"The Countess reined in her stamping mare"

Creative Commons Attribution Share AlikeMare - Credit: Überraschungsbilder

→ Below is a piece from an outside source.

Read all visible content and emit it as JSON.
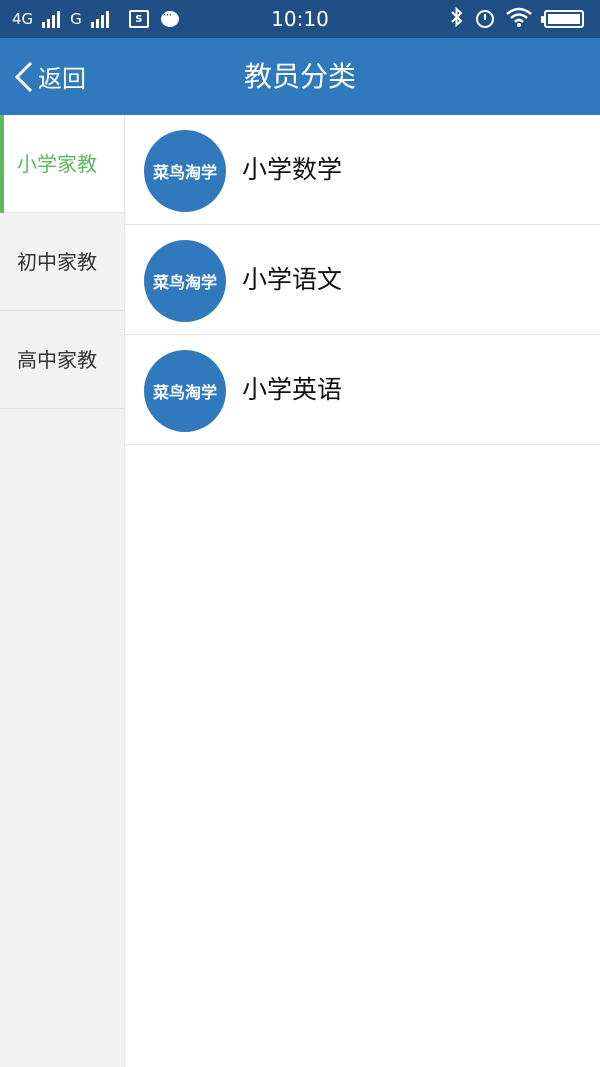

This is interesting.  The horse appears to be angry; in many legends and fables, horses represent wisdom and the unconscious.  Carl Jung wrote that horses relate to the 'mother' archetype; their position as 'lower' than man in the hierarchy endows them with a "surge of instinct", which he argued was closely related to the maternal impulse.  In some Celtic iconography, mares are depicted as symbols of fertilty.  The only Celtic deity to be adopted by the Romans was the goddess Epona, which means 'Great Mare' in the Gaulish language.  The Welsh goddess Rhiannon is thought to be an aspect of her.  In the title story of 'The Bloody Chamber', Maman's horse seems to be as determined as she is to reach the narrator in time.  The fact that the stepmother archetype in 'The Snow Child' sits atop an angry mare does seem to be an invocation of maternal rage at the cruel treatment of the girl.